**Prompt**: Check each line of the listing below for the string "name", and copy the ones that have it.
+ + + + +
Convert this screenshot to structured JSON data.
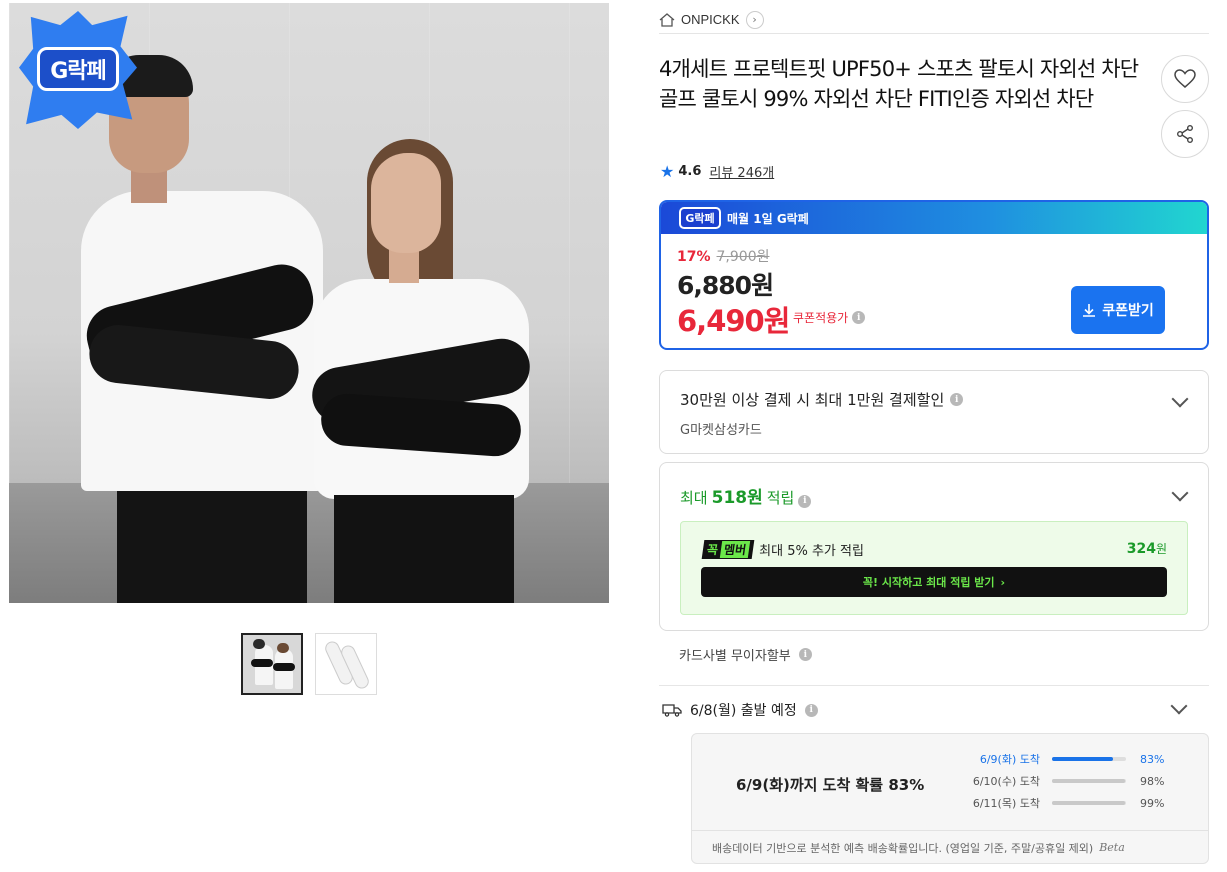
{
  "gallery": {
    "badge_label": "G락페",
    "thumbnails": [
      {
        "name": "thumb-models"
      },
      {
        "name": "thumb-sleeves"
      }
    ]
  },
  "header": {
    "brand": "ONPICKK",
    "brand_arrow": "›"
  },
  "product": {
    "title": "4개세트 프로텍트핏 UPF50+ 스포츠 팔토시 자외선 차단 골프 쿨토시 99% 자외선 차단 FITI인증 자외선 차단",
    "rating": "4.6",
    "review_label": "리뷰 246개"
  },
  "price": {
    "event_banner": "매월 1일 G락페",
    "event_badge": "G락페",
    "discount_rate": "17%",
    "original_price": "7,900원",
    "sale_price": "6,880원",
    "coupon_price": "6,490원",
    "coupon_note": "쿠폰적용가",
    "coupon_button": "쿠폰받기"
  },
  "card_benefit": {
    "title": "30만원 이상 결제 시 최대 1만원 결제할인",
    "subtitle": "G마켓삼성카드"
  },
  "points": {
    "prefix": "최대",
    "amount": "518원",
    "suffix": "적립",
    "member_tag_a": "꼭",
    "member_tag_b": "멤버",
    "member_text": "최대 5% 추가 적립",
    "member_points": "324",
    "member_points_unit": "원",
    "member_cta": "꼭! 시작하고 최대 적립 받기",
    "member_cta_arrow": "›"
  },
  "installment": {
    "label": "카드사별 무이자할부"
  },
  "shipping": {
    "departure": "6/8(월) 출발 예정",
    "summary": "6/9(화)까지 도착 확률 83%",
    "probabilities": [
      {
        "label": "6/9(화) 도착",
        "pct": "83%",
        "value": 0.83,
        "highlight": true
      },
      {
        "label": "6/10(수) 도착",
        "pct": "98%",
        "value": 0.98,
        "highlight": false
      },
      {
        "label": "6/11(목) 도착",
        "pct": "99%",
        "value": 0.99,
        "highlight": false
      }
    ],
    "note": "배송데이터 기반으로 분석한 예측 배송확률입니다. (영업일 기준, 주말/공휴일 제외)",
    "beta": "Beta"
  },
  "colors": {
    "accent_blue": "#1a73f0",
    "sale_red": "#e8273a",
    "points_green": "#1b9a2a"
  }
}
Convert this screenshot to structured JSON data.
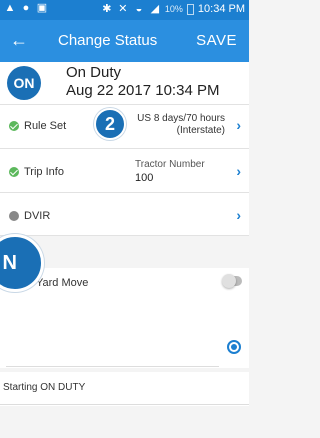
{
  "status_bar": {
    "time": "10:34 PM",
    "battery": "10%",
    "left_icons": [
      "warning-icon",
      "record-icon",
      "image-icon"
    ],
    "right_icons": [
      "bluetooth-icon",
      "mute-icon",
      "wifi-icon",
      "signal-icon",
      "battery-icon"
    ]
  },
  "appbar": {
    "back_icon": "back-arrow-icon",
    "title": "Change Status",
    "save_label": "SAVE",
    "color": "#2b8fe0"
  },
  "status": {
    "badge": "ON",
    "name": "On Duty",
    "date": "Aug 22 2017 10:34 PM",
    "badge_color": "#1a6fb5"
  },
  "rows": {
    "rule_set": {
      "label": "Rule Set",
      "value_line1": "US 8 days/70 hours",
      "value_line2": "(Interstate)"
    },
    "trip_info": {
      "label": "Trip Info",
      "key": "Tractor Number",
      "value": "100"
    },
    "dvir": {
      "label": "DVIR"
    }
  },
  "callout": {
    "number": "2"
  },
  "yard_move": {
    "label": "Yard Move",
    "toggle_on": false
  },
  "location": {
    "value": "",
    "icon": "gps-target-icon"
  },
  "note": {
    "text": "Starting ON DUTY"
  },
  "side_badge": {
    "text": "N"
  }
}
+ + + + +
**Response to this exercise**:
        "name": "thumb-models"
        "name": "thumb-sleeves"
    "name": "On Duty",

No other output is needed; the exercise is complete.